A verbatim copy of the entries is the required answer.

#### Records provided

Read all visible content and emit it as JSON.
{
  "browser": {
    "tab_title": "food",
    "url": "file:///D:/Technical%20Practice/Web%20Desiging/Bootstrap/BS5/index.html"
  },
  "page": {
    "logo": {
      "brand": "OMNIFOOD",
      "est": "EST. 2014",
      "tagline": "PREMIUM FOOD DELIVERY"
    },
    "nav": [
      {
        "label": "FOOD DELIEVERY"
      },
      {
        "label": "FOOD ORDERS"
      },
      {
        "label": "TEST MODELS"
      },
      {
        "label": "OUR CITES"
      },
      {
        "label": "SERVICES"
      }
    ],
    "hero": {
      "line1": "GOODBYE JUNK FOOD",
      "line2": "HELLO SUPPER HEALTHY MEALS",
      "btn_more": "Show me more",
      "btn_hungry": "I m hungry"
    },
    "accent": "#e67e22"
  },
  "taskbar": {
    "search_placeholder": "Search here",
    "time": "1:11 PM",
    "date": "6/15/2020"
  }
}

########

--- Answer section ---
Read all visible content and emit it as JSON.
{
  "browser": {
    "tab_title": "food",
    "url": "file:///D:/Technical%20Practice/Web%20Desiging/Bootstrap/BS5/index.html"
  },
  "page": {
    "logo": {
      "brand": "OMNIFOOD",
      "est": "EST. 2014",
      "tagline": "PREMIUM FOOD DELIVERY"
    },
    "nav": [
      {
        "label": "FOOD DELIEVERY"
      },
      {
        "label": "FOOD ORDERS"
      },
      {
        "label": "TEST MODELS"
      },
      {
        "label": "OUR CITES"
      },
      {
        "label": "SERVICES"
      }
    ],
    "hero": {
      "line1": "GOODBYE JUNK FOOD",
      "line2": "HELLO SUPPER HEALTHY MEALS",
      "btn_more": "Show me more",
      "btn_hungry": "I m hungry"
    },
    "accent": "#e67e22"
  },
  "taskbar": {
    "search_placeholder": "Search here",
    "time": "1:11 PM",
    "date": "6/15/2020"
  }
}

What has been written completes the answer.